Paso Robles Food Cooperative Seeks New Members
Paso Robles Food Cooperative, now over 130 members strong, seeks additional members to help establish a brick-and-mortar market in Paso Robles to provide fresh food and create nutritionally and economically strong communities in a responsibly stewarded environment.
Paso Food Co-op benefits
Each member is an owner and eligible to reap product discounts. Money spent at the co-op helps build the community by supporting local, sustainable food production. Local purchasing and management also enables higher wages than a conventional store.
Food choices are available to meet everyone’s needs: organic, grass-fed, GMO-free, biodynamic and raw, vegan, and gluten-free. Education and cooking classes are also an integral part of the practice, which helps people improve their own health and enhance an overall quality of life.
Cooperatives come in many familiar forms. Several local examples are: Farm Supply, Miner’s ACE and Blake’s TrueValue hardware stores, and federal credit unions. Other storefronts include Gina’s Natural Elements, Spice of Life, and Olive Diva.

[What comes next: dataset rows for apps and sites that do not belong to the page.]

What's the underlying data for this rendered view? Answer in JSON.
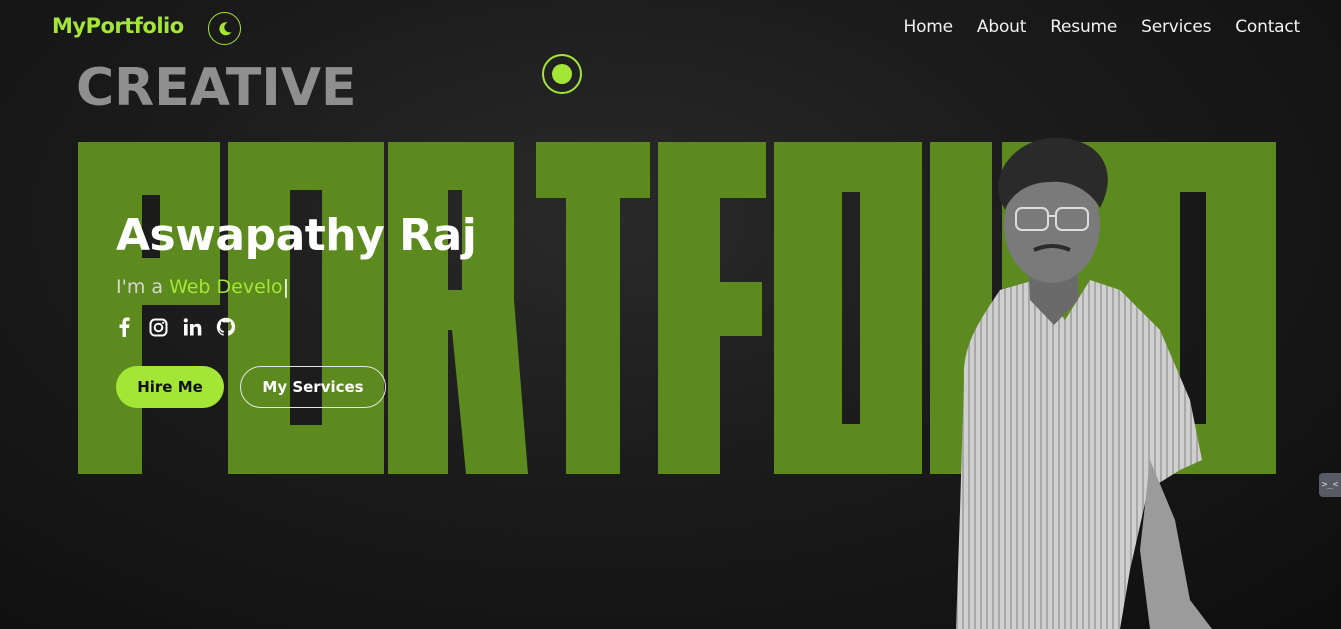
{
  "header": {
    "logo": "MyPortfolio",
    "theme_toggle_icon": "moon-icon",
    "nav": [
      "Home",
      "About",
      "Resume",
      "Services",
      "Contact"
    ]
  },
  "hero": {
    "eyebrow": "CREATIVE",
    "background_word": "PORTFOLIO",
    "name": "Aswapathy Raj",
    "tagline_prefix": "I'm a ",
    "tagline_role": "Web Develo",
    "tagline_caret": "|",
    "socials": [
      "facebook-icon",
      "instagram-icon",
      "linkedin-icon",
      "github-icon"
    ],
    "primary_button": "Hire Me",
    "secondary_button": "My Services"
  },
  "side_widget": {
    "label": ">_<"
  },
  "colors": {
    "accent": "#a3e635",
    "background_word": "#5d8a1e",
    "background": "#141414"
  }
}
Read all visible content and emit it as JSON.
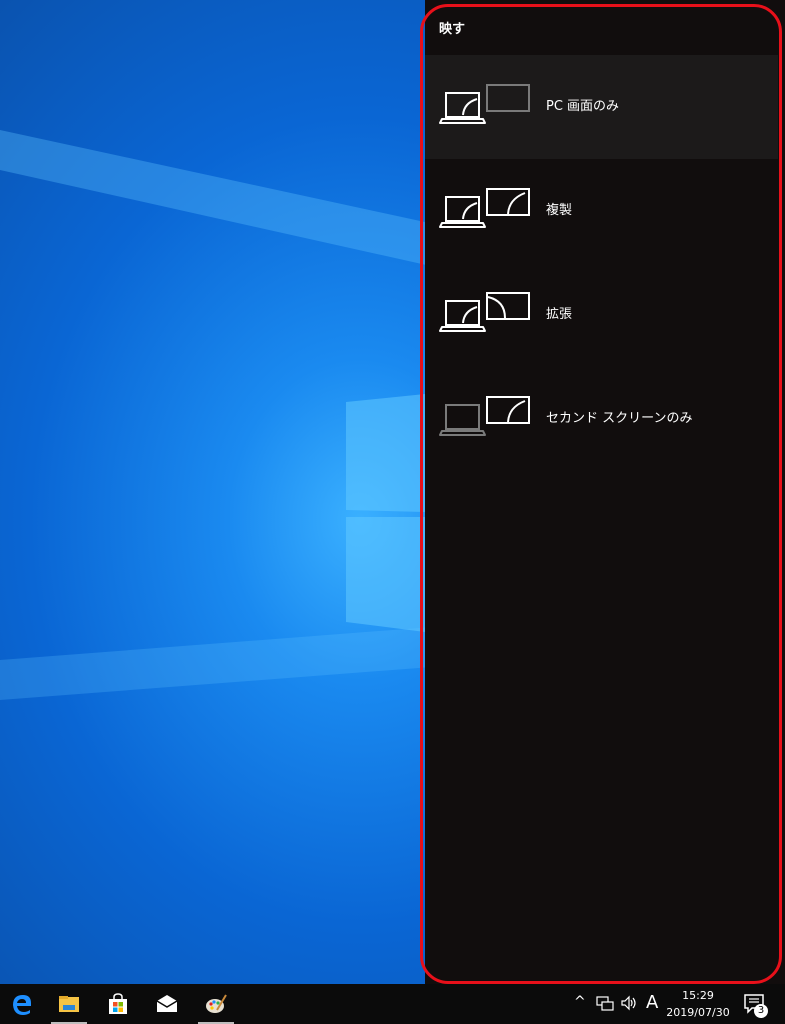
{
  "project_panel": {
    "title": "映す",
    "options": [
      {
        "label": "PC 画面のみ",
        "icon": "pc-screen-only-icon",
        "selected": true
      },
      {
        "label": "複製",
        "icon": "duplicate-icon",
        "selected": false
      },
      {
        "label": "拡張",
        "icon": "extend-icon",
        "selected": false
      },
      {
        "label": "セカンド スクリーンのみ",
        "icon": "second-screen-only-icon",
        "selected": false
      }
    ]
  },
  "taskbar": {
    "apps": [
      "edge-icon",
      "file-explorer-icon",
      "store-icon",
      "mail-icon",
      "paint-icon"
    ],
    "tray": {
      "ime": "A",
      "time": "15:29",
      "date": "2019/07/30",
      "notifications_count": "3"
    }
  },
  "colors": {
    "highlight": "#e8101a",
    "panel_bg": "#110d0d",
    "selected_bg": "#1c1a1a"
  }
}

There are 1.3 million food co-op members across America. The statistics impress: 89% of meat sold is sustainably raised, 82% of the produce sold is organically grown and 74% of food waste is recycled. The average co-op purchases from 51 local farms and 106 local producers.
Consumer-owned co-ops work with 157 local farmers/producers, carry three times as much locally-sourced products, donate three times as much annual income to charity than conventional grocers, and pay their employees higher wages and benefits than conventional stores. Thirty-eight percent of co-op revenue is spent locally, versus 24 percent of conventionally-owned stores. For every $1,000 spent at a food co-op, more than $1,600 is generated in the local economy, or 1.5 times than a regular store.
What’s next for Paso Food Co-op?
Throughout December, the co-op is promoting vendors of gifts in its “Buy Local” challenge to support local members. Interested businesses can contact the co-op directly at 727-3745.
The first 200 Founding Members who join the Paso Food Co-op will have their names displayed on a plaque inside the store, but every member has an equal voice to help decide how the co-op is organized and managed. A one-time membership is $300, which can also be paid in $25 monthly installments.
Run by volunteers, help is always welcome at the co-op. Among their goals is to provide a meeting space in which to hold classes, events and even a little café. To learn more, visit ncg.coop/what-co-op and pasofoodcooperative.com.